Cart (Loading....) | Create Account
Close category search window

Towards more accurate shadow modelling for simulated SAS imagery

Sign In

Cookies must be enabled to login.After enabling cookies , please use refresh or reload or ctrl+f5 on the browser for the login options.

Formats Non-Member Member
$31 $13
Learn how you can qualify for the best price for this item!
Become an IEEE Member or Subscribe to
IEEE Xplore for exclusive pricing!
close button

puzzle piece

IEEE membership options for an individual and IEEE Xplore subscriptions for an organization offer the most affordable access to essential journal articles, conference papers, standards, eBooks, and eLearning courses.

Learn more about:

IEEE membership

IEEE Xplore subscriptions

2 Author(s)
Hunter, A.J. ; Dept. of Electr. & Comput. Eng., Canterbury Univ., Christchurch, New Zealand ; Hayes, M.P.

Shadows are a feature of particular interest in Synthetic Aperture Sonar (SAS) imagery. Shadows are cast by objects or features that are proud of the sea-floor. The shape of a shadow reveals information on the structure of the object or feature and can be used to assist in target classification. In most existing simulated imagery, the shadows are well-defined and resemble those obtained by conventional, high-frequency sonars. In practice, shadows are not well-defined or are sometimes lost in imagery obtained by low-frequency, free-towed, shallow-water SAS systems. In this paper, we show our attempts to simulate realistic SAS imagery and demonstrate some of the mechanisms responsible for the shadow degradation that is seen in practice. Our simulator uses a novel facet-based scattering model that incorporates wide-beam effects, shadowing, and multiple scattering. Using our simulator, we show that the fidelity of the shadow region is degraded by wide-beam effects, multi-path scattering from the sea-surface, and reconstruction artefacts caused by deviations from a linear tow-path.

Published in:

Oceans 2005 - Europe  (Volume:1 )

Date of Conference:

20-23 June 2005

Need Help?

IEEE Advancing Technology for Humanity About IEEE Xplore | Contact | Help | Terms of Use | Nondiscrimination Policy | Site Map | Privacy & Opting Out of Cookies
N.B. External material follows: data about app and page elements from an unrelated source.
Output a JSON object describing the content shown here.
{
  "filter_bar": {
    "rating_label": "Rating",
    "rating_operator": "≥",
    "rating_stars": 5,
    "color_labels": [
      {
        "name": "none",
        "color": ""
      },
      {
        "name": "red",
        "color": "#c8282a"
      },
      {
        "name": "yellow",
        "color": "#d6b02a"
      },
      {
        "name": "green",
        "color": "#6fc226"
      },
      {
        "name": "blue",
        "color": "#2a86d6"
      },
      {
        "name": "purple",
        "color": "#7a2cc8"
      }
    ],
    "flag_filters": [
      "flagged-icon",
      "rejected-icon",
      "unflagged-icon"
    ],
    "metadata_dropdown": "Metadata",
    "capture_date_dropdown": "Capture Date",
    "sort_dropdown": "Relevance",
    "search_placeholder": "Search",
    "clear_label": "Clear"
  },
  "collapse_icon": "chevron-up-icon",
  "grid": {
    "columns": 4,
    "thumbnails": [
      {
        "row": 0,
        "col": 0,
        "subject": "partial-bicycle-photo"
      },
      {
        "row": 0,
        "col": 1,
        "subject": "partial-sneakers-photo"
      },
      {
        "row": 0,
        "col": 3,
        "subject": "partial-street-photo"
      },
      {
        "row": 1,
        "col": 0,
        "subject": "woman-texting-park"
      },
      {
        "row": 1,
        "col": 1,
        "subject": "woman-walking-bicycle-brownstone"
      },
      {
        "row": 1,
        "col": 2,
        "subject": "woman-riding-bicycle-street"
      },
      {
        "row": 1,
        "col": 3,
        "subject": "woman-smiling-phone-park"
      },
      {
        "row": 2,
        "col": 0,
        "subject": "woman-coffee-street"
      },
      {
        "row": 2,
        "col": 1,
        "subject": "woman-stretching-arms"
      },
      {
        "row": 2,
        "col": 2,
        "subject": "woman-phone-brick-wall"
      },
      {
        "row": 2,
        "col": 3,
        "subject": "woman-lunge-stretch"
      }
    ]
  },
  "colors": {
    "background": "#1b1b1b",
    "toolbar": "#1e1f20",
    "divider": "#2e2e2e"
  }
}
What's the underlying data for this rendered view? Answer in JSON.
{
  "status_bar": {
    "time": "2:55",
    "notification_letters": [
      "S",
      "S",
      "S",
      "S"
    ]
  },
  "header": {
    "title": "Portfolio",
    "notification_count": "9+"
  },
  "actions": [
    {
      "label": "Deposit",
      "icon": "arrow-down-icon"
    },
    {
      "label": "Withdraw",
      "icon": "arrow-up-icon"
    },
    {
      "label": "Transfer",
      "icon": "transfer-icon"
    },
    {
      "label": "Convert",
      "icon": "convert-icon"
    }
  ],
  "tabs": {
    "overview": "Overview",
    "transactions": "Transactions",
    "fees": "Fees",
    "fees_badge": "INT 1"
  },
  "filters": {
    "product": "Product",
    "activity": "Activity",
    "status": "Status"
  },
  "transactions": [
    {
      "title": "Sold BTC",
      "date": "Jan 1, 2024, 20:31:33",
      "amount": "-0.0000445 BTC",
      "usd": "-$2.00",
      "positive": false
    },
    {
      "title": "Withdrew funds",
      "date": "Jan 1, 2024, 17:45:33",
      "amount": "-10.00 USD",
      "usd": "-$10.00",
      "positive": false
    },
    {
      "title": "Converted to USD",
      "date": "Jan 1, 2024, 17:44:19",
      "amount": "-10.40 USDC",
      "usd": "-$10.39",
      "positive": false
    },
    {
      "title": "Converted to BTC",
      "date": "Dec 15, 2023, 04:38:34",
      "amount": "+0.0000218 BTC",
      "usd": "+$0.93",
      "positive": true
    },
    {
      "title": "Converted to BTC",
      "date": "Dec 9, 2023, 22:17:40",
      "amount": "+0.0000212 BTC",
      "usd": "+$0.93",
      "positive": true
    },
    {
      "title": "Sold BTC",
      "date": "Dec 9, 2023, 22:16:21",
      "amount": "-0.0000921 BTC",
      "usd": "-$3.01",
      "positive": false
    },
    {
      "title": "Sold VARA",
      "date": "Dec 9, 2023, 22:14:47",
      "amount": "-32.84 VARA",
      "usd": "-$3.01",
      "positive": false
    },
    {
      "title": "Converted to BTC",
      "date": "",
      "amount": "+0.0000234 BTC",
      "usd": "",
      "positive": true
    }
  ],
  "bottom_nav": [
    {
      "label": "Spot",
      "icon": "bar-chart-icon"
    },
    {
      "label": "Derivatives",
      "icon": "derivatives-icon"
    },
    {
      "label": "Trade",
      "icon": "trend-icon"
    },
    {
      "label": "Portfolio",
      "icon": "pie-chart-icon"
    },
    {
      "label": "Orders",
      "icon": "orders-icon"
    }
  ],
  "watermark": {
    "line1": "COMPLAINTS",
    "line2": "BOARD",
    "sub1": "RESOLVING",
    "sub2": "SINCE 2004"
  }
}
A not-for-profit organization, IEEE is the world's largest professional association for the advancement of technology.
© Copyright 2014 IEEE - All rights reserved. Use of this web site signifies your agreement to the terms and conditions.